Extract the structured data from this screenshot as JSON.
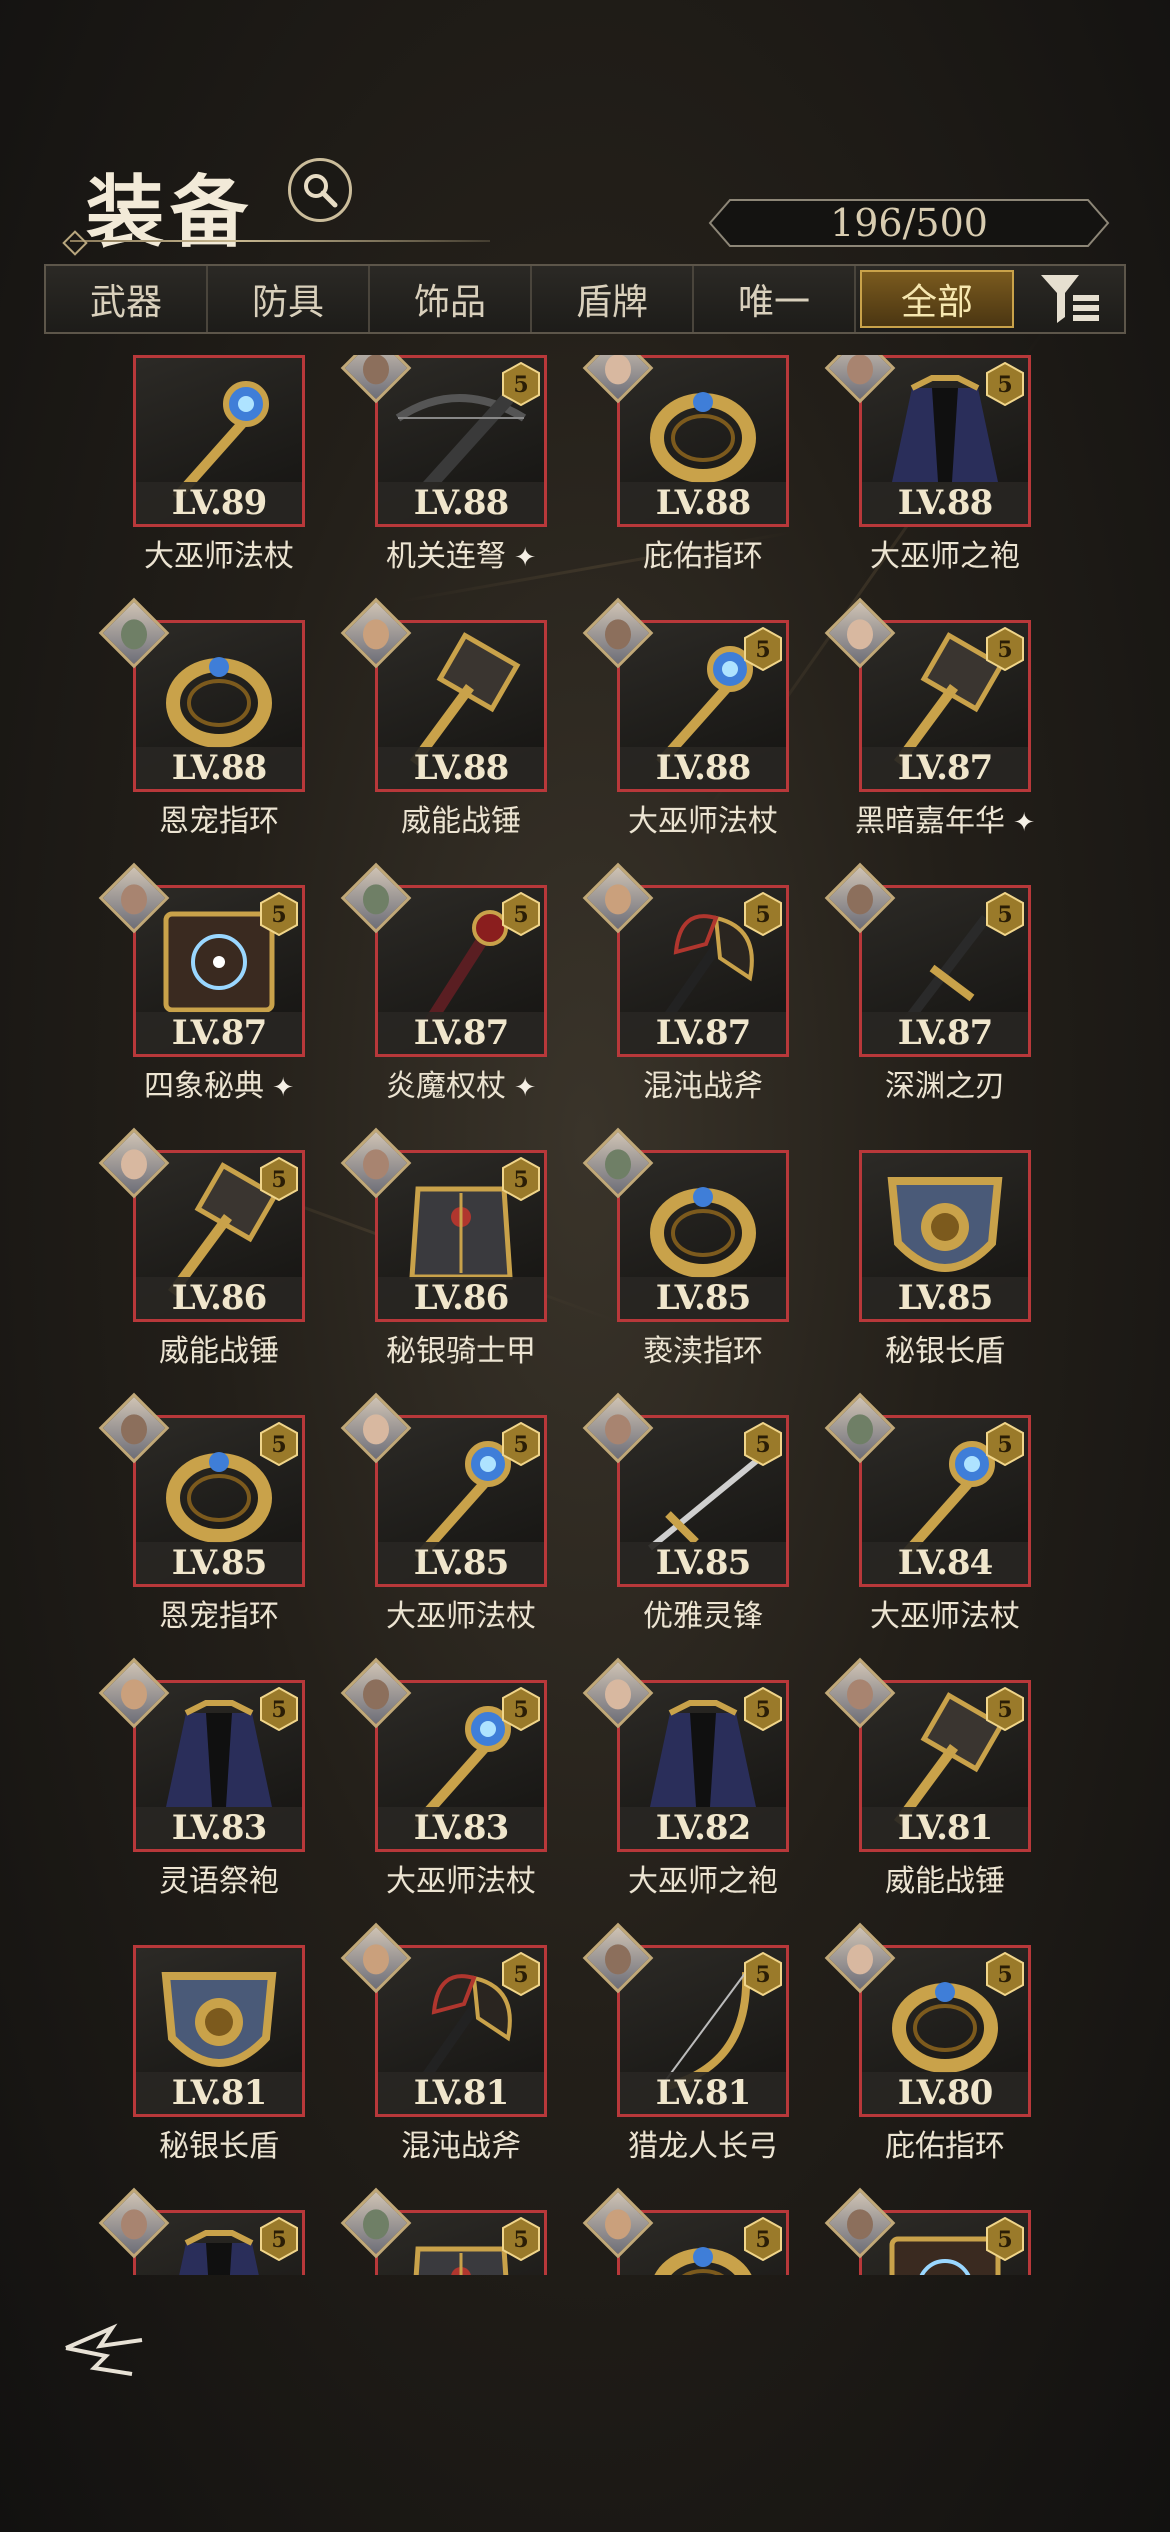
{
  "header": {
    "title": "装备",
    "count": "196/500"
  },
  "tabs": [
    {
      "label": "武器",
      "active": false
    },
    {
      "label": "防具",
      "active": false
    },
    {
      "label": "饰品",
      "active": false
    },
    {
      "label": "盾牌",
      "active": false
    },
    {
      "label": "唯一",
      "active": false
    },
    {
      "label": "全部",
      "active": true
    }
  ],
  "items": [
    {
      "lv": "LV.89",
      "name": "大巫师法杖",
      "star": "",
      "portrait": false,
      "special": false,
      "art": "staff"
    },
    {
      "lv": "LV.88",
      "name": "机关连弩",
      "star": "5",
      "portrait": true,
      "special": true,
      "art": "crossbow"
    },
    {
      "lv": "LV.88",
      "name": "庇佑指环",
      "star": "",
      "portrait": true,
      "special": false,
      "art": "ring"
    },
    {
      "lv": "LV.88",
      "name": "大巫师之袍",
      "star": "5",
      "portrait": true,
      "special": false,
      "art": "robe"
    },
    {
      "lv": "LV.88",
      "name": "恩宠指环",
      "star": "",
      "portrait": true,
      "special": false,
      "art": "ring"
    },
    {
      "lv": "LV.88",
      "name": "威能战锤",
      "star": "",
      "portrait": true,
      "special": false,
      "art": "hammer"
    },
    {
      "lv": "LV.88",
      "name": "大巫师法杖",
      "star": "5",
      "portrait": true,
      "special": false,
      "art": "staff"
    },
    {
      "lv": "LV.87",
      "name": "黑暗嘉年华",
      "star": "5",
      "portrait": true,
      "special": true,
      "art": "hammer"
    },
    {
      "lv": "LV.87",
      "name": "四象秘典",
      "star": "5",
      "portrait": true,
      "special": true,
      "art": "book"
    },
    {
      "lv": "LV.87",
      "name": "炎魔权杖",
      "star": "5",
      "portrait": true,
      "special": true,
      "art": "scepter"
    },
    {
      "lv": "LV.87",
      "name": "混沌战斧",
      "star": "5",
      "portrait": true,
      "special": false,
      "art": "axe"
    },
    {
      "lv": "LV.87",
      "name": "深渊之刃",
      "star": "5",
      "portrait": true,
      "special": false,
      "art": "blade"
    },
    {
      "lv": "LV.86",
      "name": "威能战锤",
      "star": "5",
      "portrait": true,
      "special": false,
      "art": "hammer"
    },
    {
      "lv": "LV.86",
      "name": "秘银骑士甲",
      "star": "5",
      "portrait": true,
      "special": false,
      "art": "armor"
    },
    {
      "lv": "LV.85",
      "name": "亵渎指环",
      "star": "",
      "portrait": true,
      "special": false,
      "art": "ring"
    },
    {
      "lv": "LV.85",
      "name": "秘银长盾",
      "star": "",
      "portrait": false,
      "special": false,
      "art": "shield"
    },
    {
      "lv": "LV.85",
      "name": "恩宠指环",
      "star": "5",
      "portrait": true,
      "special": false,
      "art": "ring"
    },
    {
      "lv": "LV.85",
      "name": "大巫师法杖",
      "star": "5",
      "portrait": true,
      "special": false,
      "art": "staff"
    },
    {
      "lv": "LV.85",
      "name": "优雅灵锋",
      "star": "5",
      "portrait": true,
      "special": false,
      "art": "sword"
    },
    {
      "lv": "LV.84",
      "name": "大巫师法杖",
      "star": "5",
      "portrait": true,
      "special": false,
      "art": "staff"
    },
    {
      "lv": "LV.83",
      "name": "灵语祭袍",
      "star": "5",
      "portrait": true,
      "special": false,
      "art": "robe"
    },
    {
      "lv": "LV.83",
      "name": "大巫师法杖",
      "star": "5",
      "portrait": true,
      "special": false,
      "art": "staff"
    },
    {
      "lv": "LV.82",
      "name": "大巫师之袍",
      "star": "5",
      "portrait": true,
      "special": false,
      "art": "robe"
    },
    {
      "lv": "LV.81",
      "name": "威能战锤",
      "star": "5",
      "portrait": true,
      "special": false,
      "art": "hammer"
    },
    {
      "lv": "LV.81",
      "name": "秘银长盾",
      "star": "",
      "portrait": false,
      "special": false,
      "art": "shield"
    },
    {
      "lv": "LV.81",
      "name": "混沌战斧",
      "star": "5",
      "portrait": true,
      "special": false,
      "art": "axe"
    },
    {
      "lv": "LV.81",
      "name": "猎龙人长弓",
      "star": "5",
      "portrait": true,
      "special": false,
      "art": "bow"
    },
    {
      "lv": "LV.80",
      "name": "庇佑指环",
      "star": "5",
      "portrait": true,
      "special": false,
      "art": "ring"
    },
    {
      "lv": "",
      "name": "",
      "star": "5",
      "portrait": true,
      "special": false,
      "art": "robe"
    },
    {
      "lv": "",
      "name": "",
      "star": "5",
      "portrait": true,
      "special": false,
      "art": "armor"
    },
    {
      "lv": "",
      "name": "",
      "star": "5",
      "portrait": true,
      "special": false,
      "art": "ring"
    },
    {
      "lv": "",
      "name": "",
      "star": "5",
      "portrait": true,
      "special": false,
      "art": "book"
    }
  ],
  "colors": {
    "accent": "#c9a24a",
    "card_border": "#b8383a",
    "star_badge": "#9a7a2a"
  },
  "icons": {
    "search": "search-icon",
    "filter": "filter-sort-icon",
    "back": "back-logo-icon",
    "special": "sparkle-icon"
  }
}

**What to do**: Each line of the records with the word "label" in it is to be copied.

**Answer space**:
      "label": "武器",
      "label": "防具",
      "label": "饰品",
      "label": "盾牌",
      "label": "唯一",
      "label": "全部",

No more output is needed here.